the Wumpus
03-16-2009, 07:00 PM
Or maybe I'm a Marathon snob! It's good to know that Universal has things that aren't on the internet store. Bumps them a little up the chain from internet retailer who just happens to have a will-call-able location for us locals, towards actual local bike shop.

I guess if you're going to have 650B in stock anywhere, it'll be in Portland. I learned something today! Well, more power to the 650B's. More options to getting bikes to fit their riders is a good thing. I've seen a couple of customs with 26's (one touring bike with 24's!), but it would be nice to have that middle step available and well supported for medium-size folk.

lynnef
03-16-2009, 11:34 PM
My bike prior to my 650B had Marathons - 27". Those were the heaviest, slowest tires ever... Granted, they never had flats, but still...

the Wumpus
03-17-2009, 08:03 PM
Nah, studded tires! OTOH, I only missed two commutes. Both during the snowpocolypse, which I regarded as severe bike abuse after trying it once. But they're a real drag on clean pavement. I caught myself aiming for icy patches to cut down on the drag. Totally worth it for icy days, though!

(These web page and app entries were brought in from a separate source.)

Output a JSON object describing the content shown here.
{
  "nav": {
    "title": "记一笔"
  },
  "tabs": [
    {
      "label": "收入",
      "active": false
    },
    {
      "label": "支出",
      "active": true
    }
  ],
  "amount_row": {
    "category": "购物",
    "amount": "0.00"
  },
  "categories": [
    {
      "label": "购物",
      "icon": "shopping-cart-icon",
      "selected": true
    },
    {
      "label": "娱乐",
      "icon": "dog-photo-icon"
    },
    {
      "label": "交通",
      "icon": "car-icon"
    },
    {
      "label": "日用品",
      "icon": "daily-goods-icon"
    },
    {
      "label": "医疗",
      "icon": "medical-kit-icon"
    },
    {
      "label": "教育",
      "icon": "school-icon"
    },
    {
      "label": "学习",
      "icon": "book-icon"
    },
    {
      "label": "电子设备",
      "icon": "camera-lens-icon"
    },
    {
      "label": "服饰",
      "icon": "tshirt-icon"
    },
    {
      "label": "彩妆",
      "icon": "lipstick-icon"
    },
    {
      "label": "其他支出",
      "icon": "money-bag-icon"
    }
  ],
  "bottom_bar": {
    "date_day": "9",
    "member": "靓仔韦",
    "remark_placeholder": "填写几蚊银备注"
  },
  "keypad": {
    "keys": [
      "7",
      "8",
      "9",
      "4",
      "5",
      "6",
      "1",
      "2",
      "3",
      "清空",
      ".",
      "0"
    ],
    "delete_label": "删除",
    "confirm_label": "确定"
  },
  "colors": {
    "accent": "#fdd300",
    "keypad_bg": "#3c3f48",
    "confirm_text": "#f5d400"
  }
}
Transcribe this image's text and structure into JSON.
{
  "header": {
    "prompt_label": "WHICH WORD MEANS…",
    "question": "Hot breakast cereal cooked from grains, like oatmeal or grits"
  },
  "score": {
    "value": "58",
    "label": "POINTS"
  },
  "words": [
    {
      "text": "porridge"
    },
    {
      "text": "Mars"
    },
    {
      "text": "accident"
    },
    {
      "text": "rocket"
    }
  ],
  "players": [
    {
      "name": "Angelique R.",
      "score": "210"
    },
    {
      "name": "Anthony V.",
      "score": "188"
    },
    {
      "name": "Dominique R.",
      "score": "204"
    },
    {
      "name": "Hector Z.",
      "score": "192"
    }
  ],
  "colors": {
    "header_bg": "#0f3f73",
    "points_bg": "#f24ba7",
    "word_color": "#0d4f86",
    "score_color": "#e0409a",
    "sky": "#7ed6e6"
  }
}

keithwwalker
03-21-2009, 09:50 PM
Rivendell probably has the best selection of 650B tires:

Rivendell Tires (http://www.rivbike.com/products/list/tires_tubes_pumps_patches?a=1&page=all#product=none)

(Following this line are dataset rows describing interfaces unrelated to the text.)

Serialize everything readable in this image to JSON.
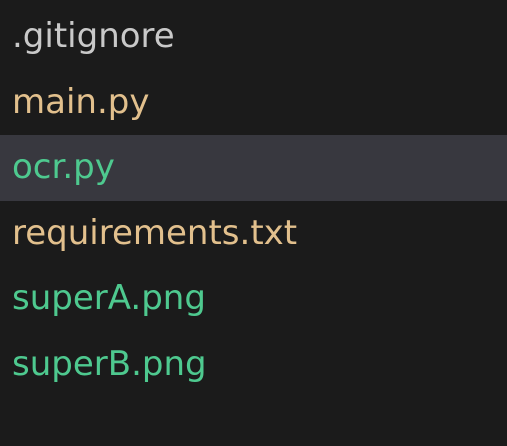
{
  "explorer": {
    "files": [
      {
        "name": ".gitignore",
        "status": "neutral",
        "color": "#c9c9c9"
      },
      {
        "name": "main.py",
        "status": "modified",
        "color": "#e2c08d"
      },
      {
        "name": "ocr.py",
        "status": "untracked",
        "color": "#4ec98f",
        "selected": true
      },
      {
        "name": "requirements.txt",
        "status": "modified",
        "color": "#e2c08d"
      },
      {
        "name": "superA.png",
        "status": "untracked",
        "color": "#4ec98f"
      },
      {
        "name": "superB.png",
        "status": "untracked",
        "color": "#4ec98f"
      }
    ],
    "colors": {
      "background": "#1b1b1b",
      "selection": "#38383f"
    }
  }
}
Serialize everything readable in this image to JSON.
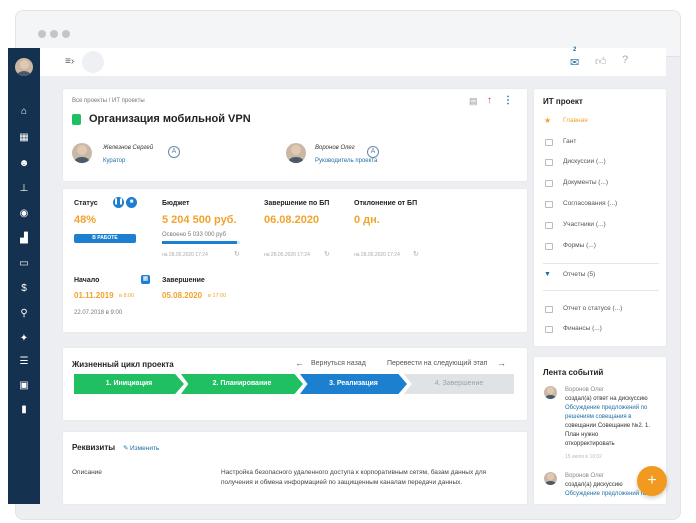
{
  "colors": {
    "sidebar": "#14324f",
    "accent": "#f2a32d",
    "link": "#1d6fa5",
    "stage_done": "#1fbf62",
    "stage_active": "#1c7fd0",
    "stage_future": "#e0e3e6"
  },
  "topbar": {
    "mail_count": "2"
  },
  "breadcrumb": "Все проекты / ИТ проекты",
  "project": {
    "title": "Организация мобильной VPN"
  },
  "people": [
    {
      "name": "Железнов Сергей",
      "role": "Куратор"
    },
    {
      "name": "Воронов Олег",
      "role": "Руководитель проекта"
    }
  ],
  "metrics": {
    "status_label": "Статус",
    "status_value": "48%",
    "status_badge": "В РАБОТЕ",
    "budget_label": "Бюджет",
    "budget_value": "5 204 500 руб.",
    "budget_sub": "Освоено  5 033 000 руб",
    "budget_progress": 0.967,
    "end_bp_label": "Завершение по БП",
    "end_bp_value": "06.08.2020",
    "deviation_label": "Отклонение от БП",
    "deviation_value": "0 дн.",
    "stamp1": "на 28.05.2020 17:24",
    "stamp2": "на 28.05.2020 17:24",
    "stamp3": "на 28.05.2020 17:24",
    "start_label": "Начало",
    "start_value": "01.11.2019",
    "start_time": "в 8:00",
    "start_plan": "22.07.2018 в 9:00",
    "finish_label": "Завершение",
    "finish_value": "05.08.2020",
    "finish_time": "в 17:00"
  },
  "lifecycle": {
    "title": "Жизненный цикл проекта",
    "back": "Вернуться назад",
    "next": "Перевести на следующий этап",
    "stages": [
      "1. Инициация",
      "2. Планирование",
      "3. Реализация",
      "4. Завершение"
    ]
  },
  "requisites": {
    "title": "Реквизиты",
    "edit": "Изменить",
    "desc_label": "Описание",
    "desc_line1": "Настройка безопасного удаленного доступа к корпоративным сетям, базам данных для",
    "desc_line2": "получения и обмена информацией по защищенным каналам передачи данных."
  },
  "right_menu": {
    "title": "ИТ проект",
    "items": [
      "Главная",
      "Гант",
      "Дискуссии (...)",
      "Документы (...)",
      "Согласования (...)",
      "Участники (...)",
      "Формы (...)",
      "Отчеты (5)",
      "Отчет о статусе (...)",
      "Финансы (...)"
    ]
  },
  "feed": {
    "title": "Лента событий",
    "e1": {
      "author": "Воронов Олег",
      "l1": "создал(а) ответ на дискуссию",
      "l2": "Обсуждение предложений по",
      "l3": "решениям совещания в",
      "l4": "совещании Совещание №2. 1.",
      "l5": "План нужно",
      "l6": "откорректировать",
      "time": "15 июля в 10:02"
    },
    "e2": {
      "author": "Воронов Олег",
      "l1": "создал(а) дискуссию",
      "l2": "Обсуждение предложений по"
    }
  }
}
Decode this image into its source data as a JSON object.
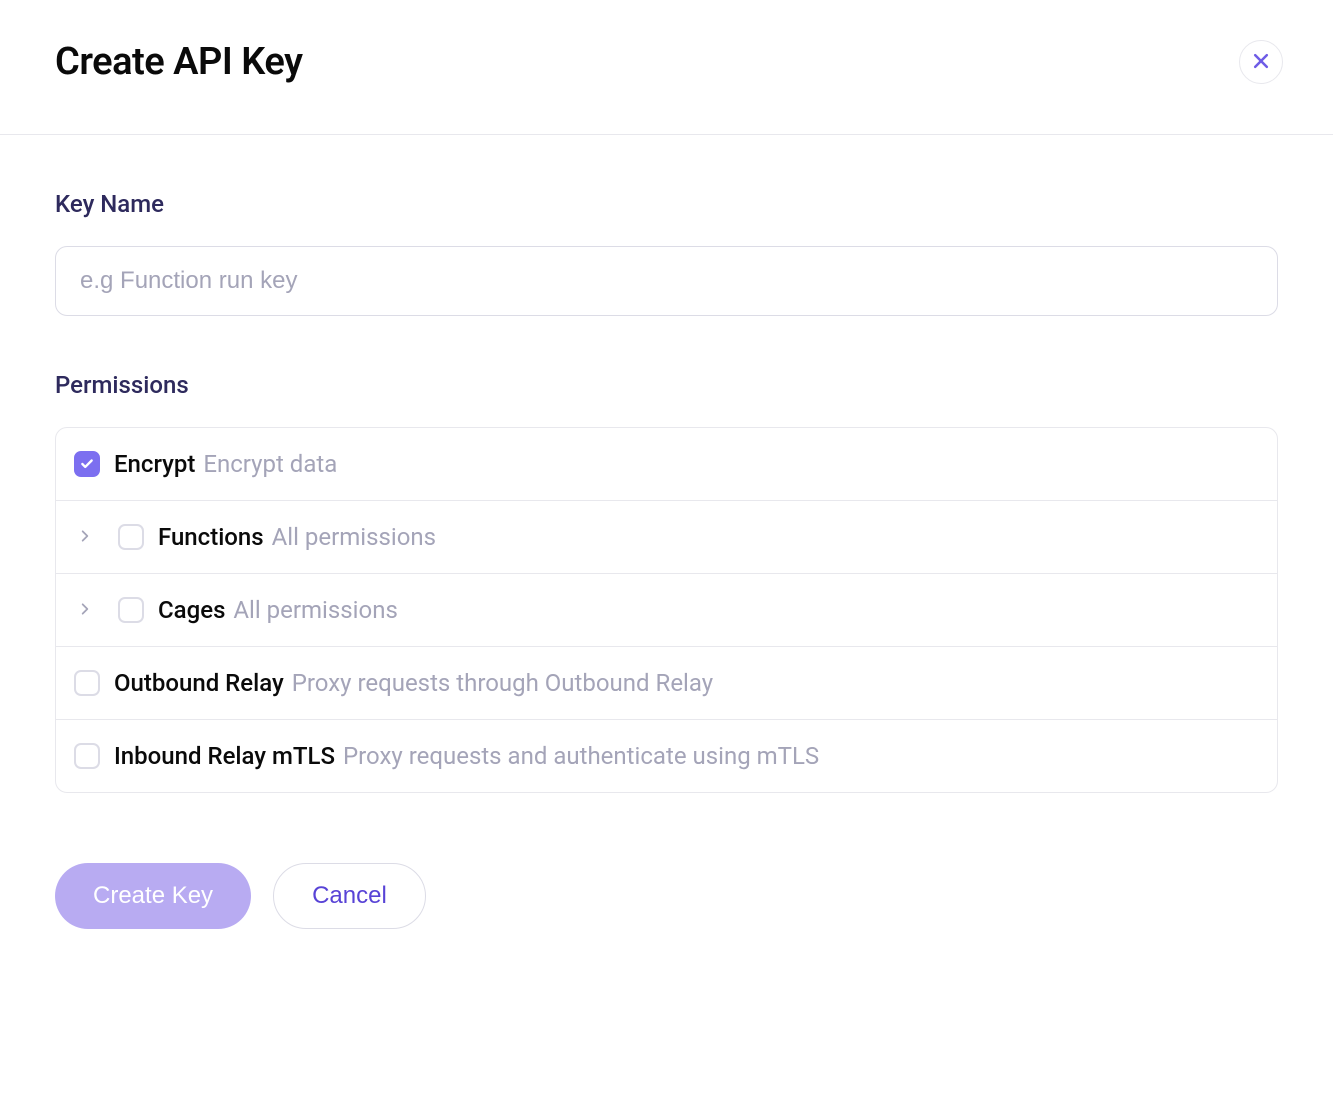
{
  "modal": {
    "title": "Create API Key"
  },
  "keyName": {
    "label": "Key Name",
    "placeholder": "e.g Function run key",
    "value": ""
  },
  "permissions": {
    "label": "Permissions",
    "items": [
      {
        "name": "Encrypt",
        "description": "Encrypt data",
        "checked": true,
        "expandable": false
      },
      {
        "name": "Functions",
        "description": "All permissions",
        "checked": false,
        "expandable": true
      },
      {
        "name": "Cages",
        "description": "All permissions",
        "checked": false,
        "expandable": true
      },
      {
        "name": "Outbound Relay",
        "description": "Proxy requests through Outbound Relay",
        "checked": false,
        "expandable": false
      },
      {
        "name": "Inbound Relay mTLS",
        "description": "Proxy requests and authenticate using mTLS",
        "checked": false,
        "expandable": false
      }
    ]
  },
  "footer": {
    "primary": "Create Key",
    "secondary": "Cancel"
  }
}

If I can get my tires at Universal, that's what I do as you save on shipping.

Don't forget that Schwalbe's North American headquarters is in Vancouver BC area, and they do take internet orders.

I just ordered some creme reflex Delta Cruiser Schwalbes direct from the site (can't find them anywhere else with the reflector strip and white color). They were sent in 3 days, by FedEx ground.

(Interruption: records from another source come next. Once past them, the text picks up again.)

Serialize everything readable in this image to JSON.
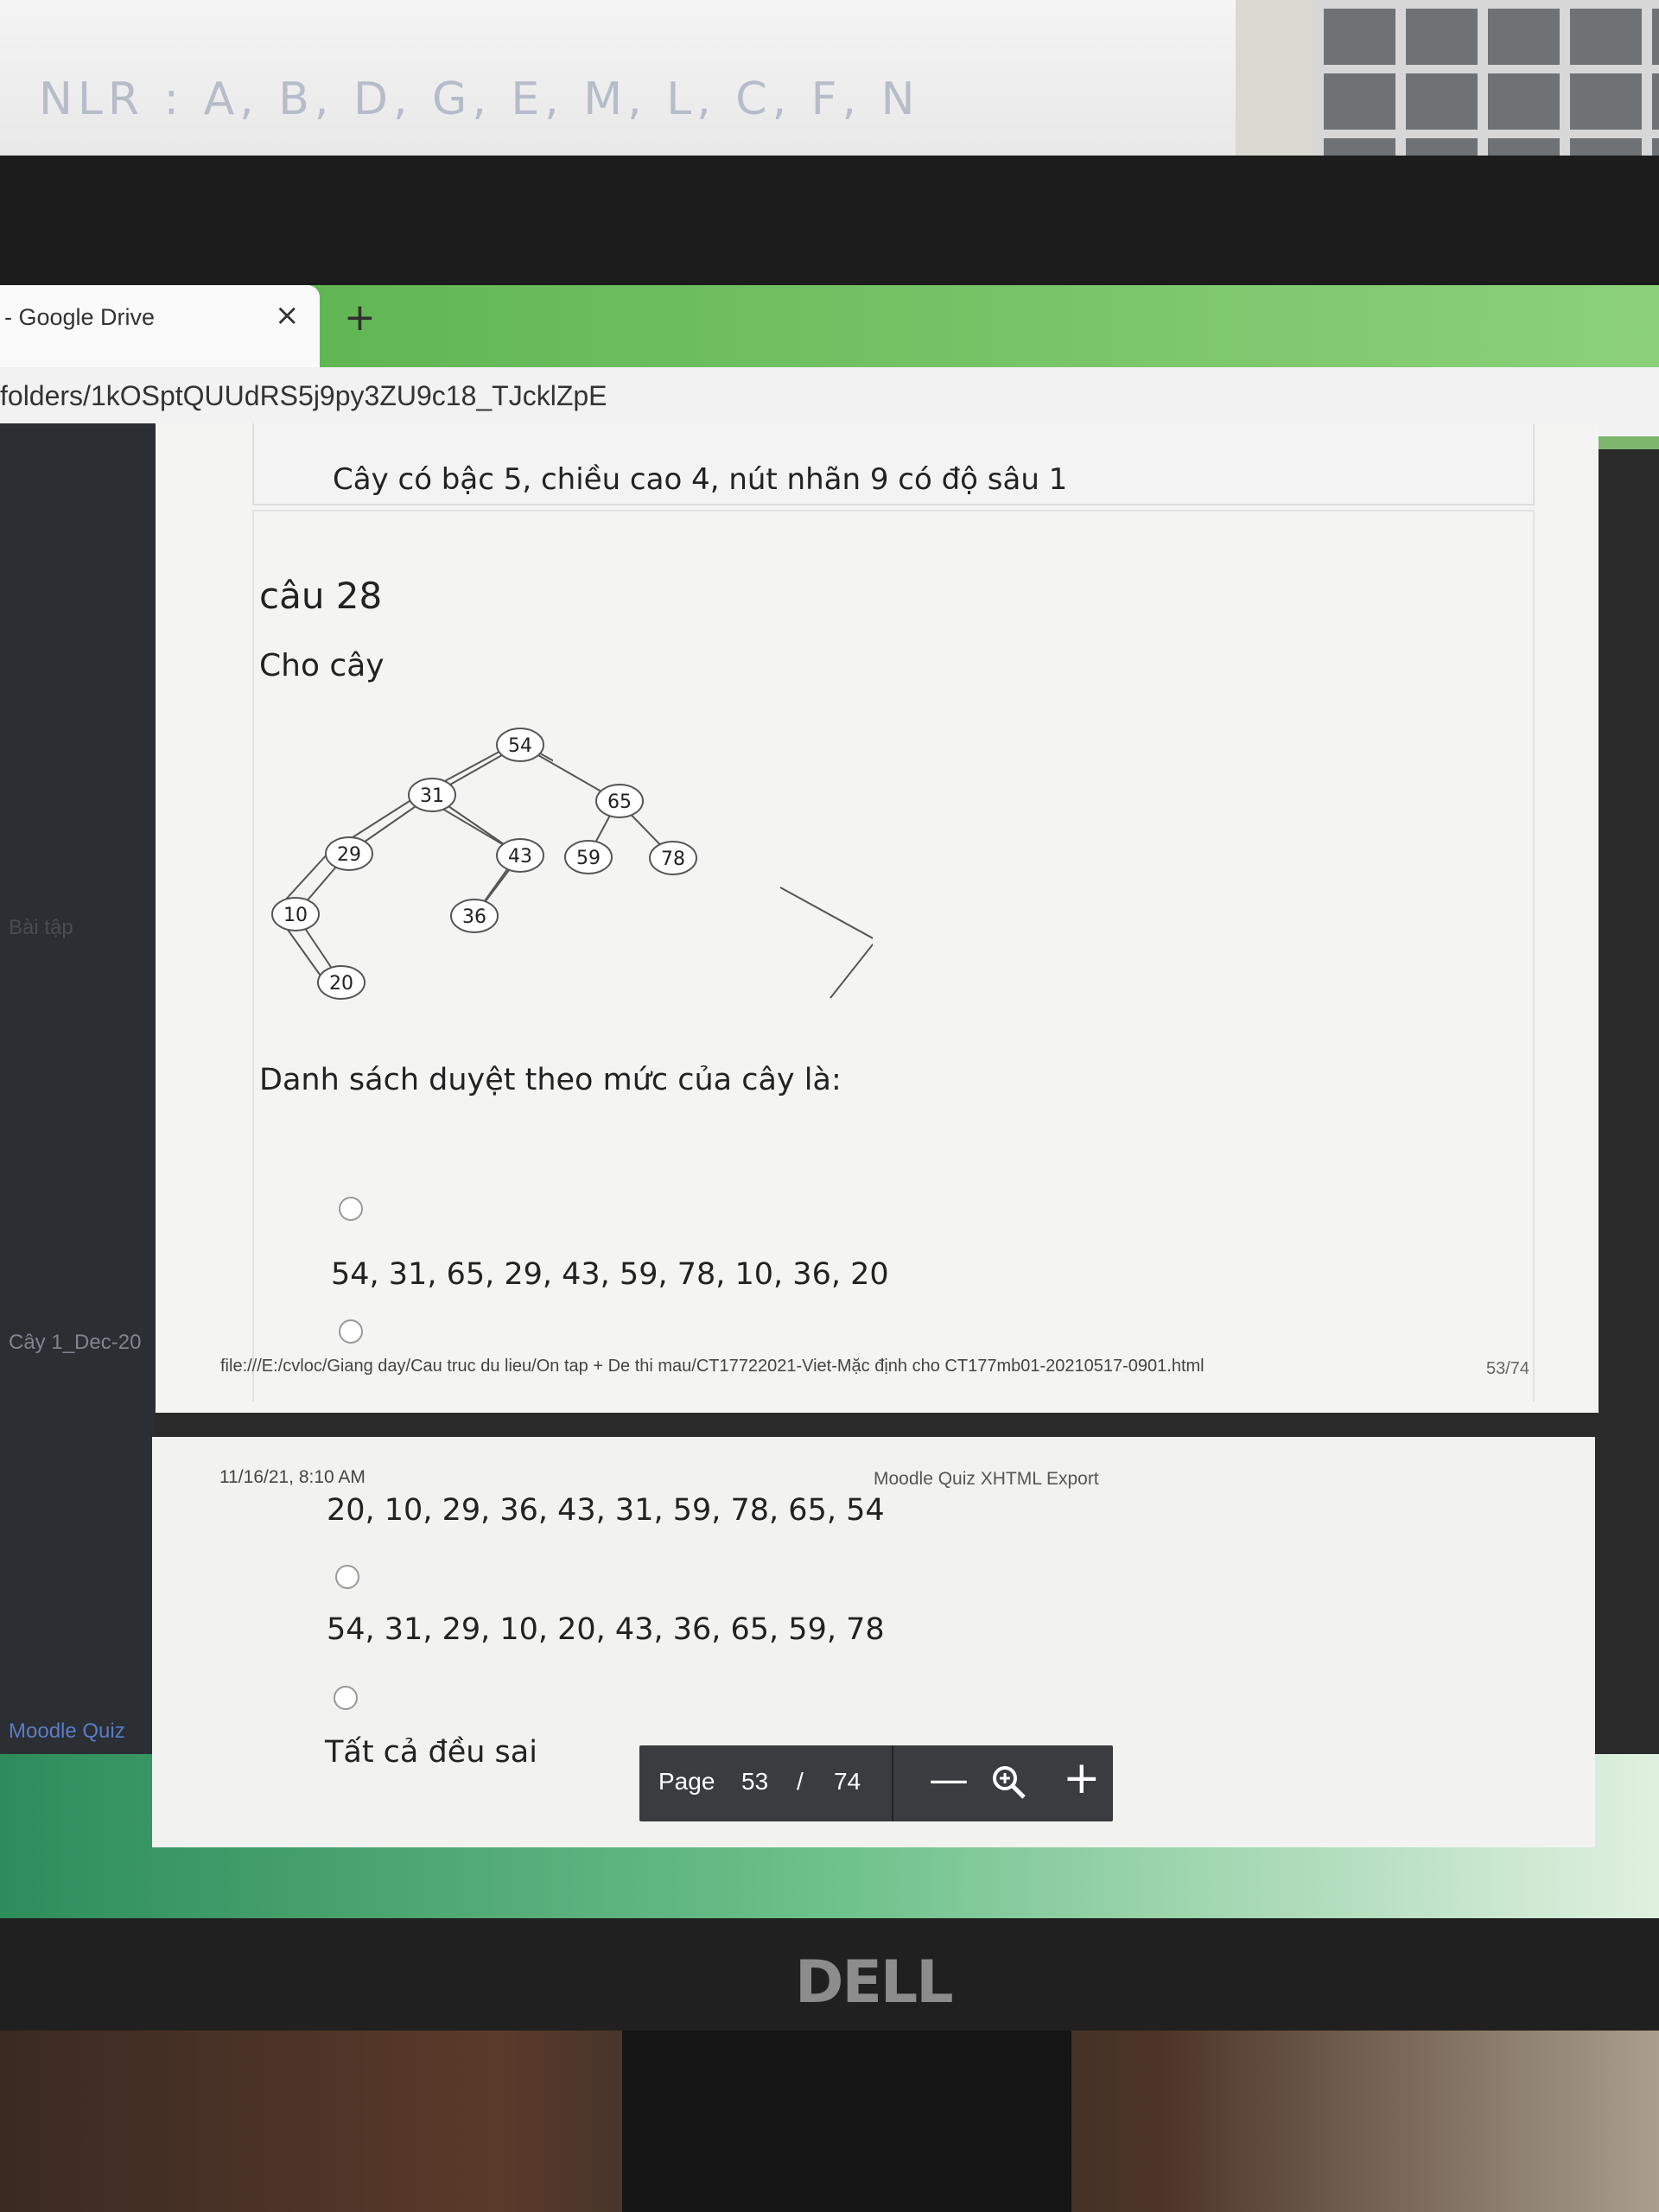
{
  "environment": {
    "whiteboard_text": "NLR : A, B, D, G, E, M, L, C, F, N",
    "monitor_brand": "DELL"
  },
  "browser": {
    "tab_title": "- Google Drive",
    "tab_close": "×",
    "new_tab": "+",
    "url": "folders/1kOSptQUUdRS5j9py3ZU9c18_TJcklZpE"
  },
  "drive_sidebar": {
    "items": [
      "Bài tập",
      "Cây 1_Dec-20",
      "Moodle Quiz"
    ]
  },
  "page1": {
    "previous_answer": "Cây có  bậc 5, chiều cao 4, nút nhãn 9 có độ sâu 1",
    "question_title": "câu 28",
    "question_intro": "Cho cây",
    "question_prompt": "Danh sách duyệt theo mức của cây là:",
    "options": [
      "54, 31, 65, 29, 43, 59, 78, 10, 36, 20"
    ],
    "footer_url": "file:///E:/cvloc/Giang day/Cau truc du lieu/On tap + De thi mau/CT17722021-Viet-Mặc định cho CT177mb01-20210517-0901.html",
    "footer_page": "53/74"
  },
  "tree": {
    "nodes": [
      "54",
      "31",
      "65",
      "29",
      "43",
      "59",
      "78",
      "10",
      "36",
      "20"
    ]
  },
  "page2": {
    "header_date": "11/16/21, 8:10 AM",
    "header_title": "Moodle Quiz XHTML Export",
    "options": [
      "20, 10, 29, 36, 43, 31, 59, 78, 65, 54",
      "54, 31, 29, 10, 20, 43, 36, 65, 59, 78",
      "Tất cả đều sai"
    ]
  },
  "pager": {
    "label": "Page",
    "current": "53",
    "separator": "/",
    "total": "74",
    "zoom_out": "—",
    "zoom_in": "+"
  }
}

So Schwalbe is quick delivery.

Here are their 650B tires, only two:

Marathon HS 368 (http://www.schwalbetires.com/marathon_368)
http://www.schwalbetires.com/files/l_img_marathon2006.gif

and a cyclocross model:

Racing Ralph (http://www.schwalbetires.com/racing_ralph)
http://www.schwalbetires.com/files/l_img_racing-ralph_08.gif

Harris Cyclery has Panaracers:
http://www.sheldonbrown.com/harris/tires/584.html

and Peter White also sells studded Nokian 650B's if you are a diehard:
http://www.peterwhitecycles.com/studdedtires.asp

I like the idea of 650B tires, as most fat 700 tires don't fit well into a normal road frame. I just wish Kogswell didn't have the sloping top tube. Sloping tob tubes are evil, you know?

Thorlak
03-22-2009, 12:07 PM
Sloping tob tubes are evil, you know?

Please explain. I am just genuinely curious. I have been reading Randonneurs USA /Oregon and have becoming quite intrigued and was wanting to know what kinds of bikes are best. I was wondering if my old Motobecane Grand Touring could make the cut as well.

(Most of my interest has been sparked by Lynne's blogs)

lynnef
03-22-2009, 06:41 PM
you'll see all kinds of bikes on rando rides. Basically, the bike you can ride on for hours and hours and hours and hours and it has cargo capacity for what you need to take along. I'd still be riding my early 80's 27" Sekai 2400, if it hadn't self-destructed a couple of years ago.

In the PNW, fenders are kind of a given :)

That said, yes, I ride a Riv Bleriot, but isn't the last rando bike I'll have. I'm in line for a custom. Some folks ride Ti bikes, some ride aluminum. Some build their own bikes. Some ride recumbents. There are a few 650B bikes in the mix, some 26" wheel bikes in the mix. Whatever works for you and isn't going to have some awful mechanical out in the middle of nowhere. Wheels with more than 18 spokes are probably a good idea.

I've got racks on my bike. Many folks get away with a front rack and front bag, or a front bag without the rack. I'm short, so I need a rack keeping my capacious seat bag away from my rear wheel. If I had a 700C bike, things would be a lot tighter, in a bad way.

That said, if I'm riding a 200km in perfect weather, I'll ride the Lemond Zurich (steel frame) - which breaks all the points I made above :)